--- TASK INPUTS Enclosed Below ---

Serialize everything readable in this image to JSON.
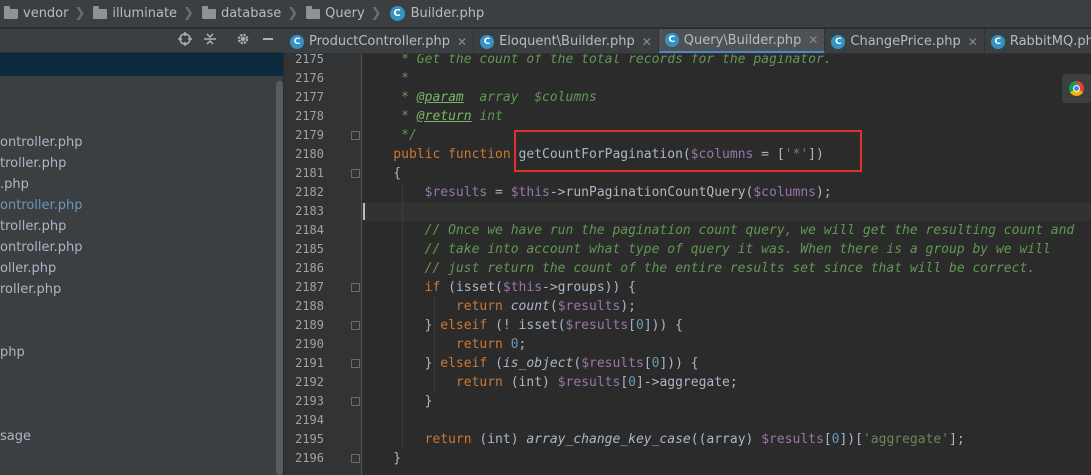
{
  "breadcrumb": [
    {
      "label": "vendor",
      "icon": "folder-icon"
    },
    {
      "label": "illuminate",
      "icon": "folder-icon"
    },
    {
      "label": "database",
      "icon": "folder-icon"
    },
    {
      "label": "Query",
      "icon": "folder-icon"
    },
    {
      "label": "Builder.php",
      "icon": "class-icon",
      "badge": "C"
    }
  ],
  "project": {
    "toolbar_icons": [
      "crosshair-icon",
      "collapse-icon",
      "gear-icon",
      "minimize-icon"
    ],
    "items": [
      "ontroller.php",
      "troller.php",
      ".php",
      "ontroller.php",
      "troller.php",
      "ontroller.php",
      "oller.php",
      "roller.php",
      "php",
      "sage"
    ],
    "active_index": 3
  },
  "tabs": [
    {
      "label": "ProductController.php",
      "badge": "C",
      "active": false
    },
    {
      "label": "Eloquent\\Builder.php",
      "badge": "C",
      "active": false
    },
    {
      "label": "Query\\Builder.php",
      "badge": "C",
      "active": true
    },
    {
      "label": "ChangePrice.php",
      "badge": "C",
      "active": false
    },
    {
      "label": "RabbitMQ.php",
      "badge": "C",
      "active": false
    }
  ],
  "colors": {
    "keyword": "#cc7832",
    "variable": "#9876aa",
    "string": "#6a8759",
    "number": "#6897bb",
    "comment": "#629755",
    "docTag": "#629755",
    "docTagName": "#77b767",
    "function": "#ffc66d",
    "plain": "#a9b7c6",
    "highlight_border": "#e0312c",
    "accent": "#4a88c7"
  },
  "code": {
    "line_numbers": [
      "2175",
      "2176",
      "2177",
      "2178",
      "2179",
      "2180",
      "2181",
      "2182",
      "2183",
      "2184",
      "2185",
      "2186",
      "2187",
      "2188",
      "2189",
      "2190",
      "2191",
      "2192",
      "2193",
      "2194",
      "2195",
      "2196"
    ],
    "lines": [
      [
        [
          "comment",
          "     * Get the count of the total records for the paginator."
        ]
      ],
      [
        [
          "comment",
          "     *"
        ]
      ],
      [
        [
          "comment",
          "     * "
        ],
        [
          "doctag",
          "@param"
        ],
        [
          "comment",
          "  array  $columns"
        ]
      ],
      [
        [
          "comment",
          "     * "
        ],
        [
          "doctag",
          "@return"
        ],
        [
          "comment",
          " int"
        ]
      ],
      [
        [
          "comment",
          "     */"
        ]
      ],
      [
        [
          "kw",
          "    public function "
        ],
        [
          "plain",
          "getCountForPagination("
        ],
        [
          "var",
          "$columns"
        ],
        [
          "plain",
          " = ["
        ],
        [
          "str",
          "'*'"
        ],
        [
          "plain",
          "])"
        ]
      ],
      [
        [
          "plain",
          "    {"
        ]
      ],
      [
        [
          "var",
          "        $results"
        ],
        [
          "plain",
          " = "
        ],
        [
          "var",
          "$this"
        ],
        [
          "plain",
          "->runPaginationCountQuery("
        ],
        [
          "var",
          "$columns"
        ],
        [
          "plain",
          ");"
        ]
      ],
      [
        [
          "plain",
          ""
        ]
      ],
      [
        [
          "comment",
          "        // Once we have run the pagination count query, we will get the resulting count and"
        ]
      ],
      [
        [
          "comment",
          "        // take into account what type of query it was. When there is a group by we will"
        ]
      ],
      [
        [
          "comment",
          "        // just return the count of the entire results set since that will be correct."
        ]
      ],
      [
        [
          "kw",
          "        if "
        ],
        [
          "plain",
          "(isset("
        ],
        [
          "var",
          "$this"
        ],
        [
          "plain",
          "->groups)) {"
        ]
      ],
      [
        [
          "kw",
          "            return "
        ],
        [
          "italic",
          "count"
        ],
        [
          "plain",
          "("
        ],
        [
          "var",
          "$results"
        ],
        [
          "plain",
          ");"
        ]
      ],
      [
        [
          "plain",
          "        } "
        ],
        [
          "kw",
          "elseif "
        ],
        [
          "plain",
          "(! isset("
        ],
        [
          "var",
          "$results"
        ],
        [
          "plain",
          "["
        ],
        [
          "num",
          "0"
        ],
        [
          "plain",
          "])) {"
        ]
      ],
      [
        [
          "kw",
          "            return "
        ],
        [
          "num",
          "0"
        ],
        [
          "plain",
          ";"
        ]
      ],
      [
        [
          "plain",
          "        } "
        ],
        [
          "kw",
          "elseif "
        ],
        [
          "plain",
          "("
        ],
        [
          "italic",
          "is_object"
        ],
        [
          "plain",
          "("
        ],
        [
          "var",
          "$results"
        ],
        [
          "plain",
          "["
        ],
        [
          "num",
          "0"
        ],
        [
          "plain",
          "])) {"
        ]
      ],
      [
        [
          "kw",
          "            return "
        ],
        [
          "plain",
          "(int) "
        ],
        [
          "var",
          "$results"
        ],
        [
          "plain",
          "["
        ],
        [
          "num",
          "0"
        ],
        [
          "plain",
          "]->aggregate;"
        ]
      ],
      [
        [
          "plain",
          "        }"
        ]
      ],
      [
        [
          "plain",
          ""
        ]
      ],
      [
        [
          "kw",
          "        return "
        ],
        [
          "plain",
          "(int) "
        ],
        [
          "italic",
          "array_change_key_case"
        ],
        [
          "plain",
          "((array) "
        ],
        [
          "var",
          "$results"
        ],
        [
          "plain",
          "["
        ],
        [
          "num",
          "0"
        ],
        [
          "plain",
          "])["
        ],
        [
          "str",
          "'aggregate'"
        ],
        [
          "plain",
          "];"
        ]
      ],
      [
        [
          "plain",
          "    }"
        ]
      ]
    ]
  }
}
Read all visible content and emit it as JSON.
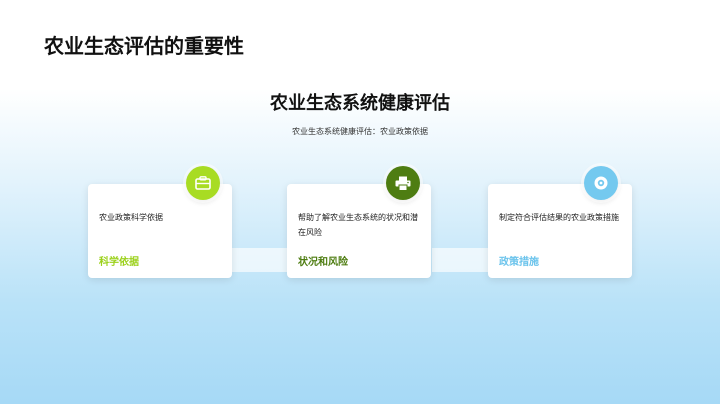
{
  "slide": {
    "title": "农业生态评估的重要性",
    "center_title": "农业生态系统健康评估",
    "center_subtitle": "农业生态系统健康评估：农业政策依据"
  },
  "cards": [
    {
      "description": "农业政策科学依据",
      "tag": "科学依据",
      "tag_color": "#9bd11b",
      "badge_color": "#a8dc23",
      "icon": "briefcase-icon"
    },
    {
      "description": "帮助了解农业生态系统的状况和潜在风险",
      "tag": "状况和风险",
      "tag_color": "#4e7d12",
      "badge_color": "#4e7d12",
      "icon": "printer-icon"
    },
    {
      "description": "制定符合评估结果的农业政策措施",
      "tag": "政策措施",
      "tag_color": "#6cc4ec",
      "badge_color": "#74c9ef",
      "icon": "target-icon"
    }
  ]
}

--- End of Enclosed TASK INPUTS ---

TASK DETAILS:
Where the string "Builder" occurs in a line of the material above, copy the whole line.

SOLUTION BELOW:
      "label": "Builder.php",
      "label": "Eloquent\\Builder.php",
      "label": "Query\\Builder.php",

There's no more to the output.